Gooseneck Loosestrife. Stop laughing. It’s true. I’ve planted the garden-variety white usually-spreads-like-crazy form twice, and both times it just. dwindled. away. With the beautiful ‘Beaujolais’, which is a wine-coloured cultivar, I wasn’t surprised—it’s a zone 6 plant and though I tried three different places, and mulched it too, it is just too dainty for our robust weather. It’s gorgeous though, so if you’ve got a warmer zone—or even more consistant weather—I’d say give it a go. As for the regular one…I think it didn’t like the clay in the back garden. OR, it is entirely possible that I dug it out in spring, mistaking it for something it wasn’t, like wild asters or goldenrod or…?

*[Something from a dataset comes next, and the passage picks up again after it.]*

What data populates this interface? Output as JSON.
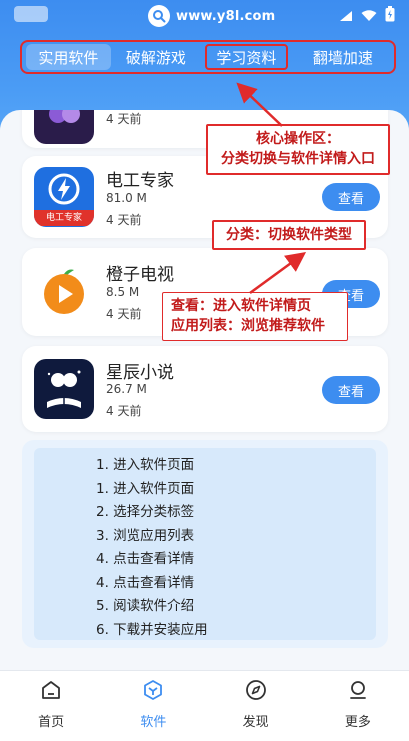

Hollyhocks. Yes. It’s true. Of all the plants that I cannot grow, this is probably the silliest one. The first year we were here, there were plants in one bed that came up and flowered like crazy. I also grew some from seed and planted them in other parts of the yard, thinking I’d have a great profusion of hollyhocks in all colours. Nope. Hollyhocks being biennial, they need to go through winter…and they hated our winter. So much wet, so much cold clay soil, so much soggy hollyhock roots, drowning. “help me. Helllelpppp meeee….”
And there’s much more to my tale of hollyhock woe, but I’ll save that til next time. And leave you with the question: what plant challenges have you had?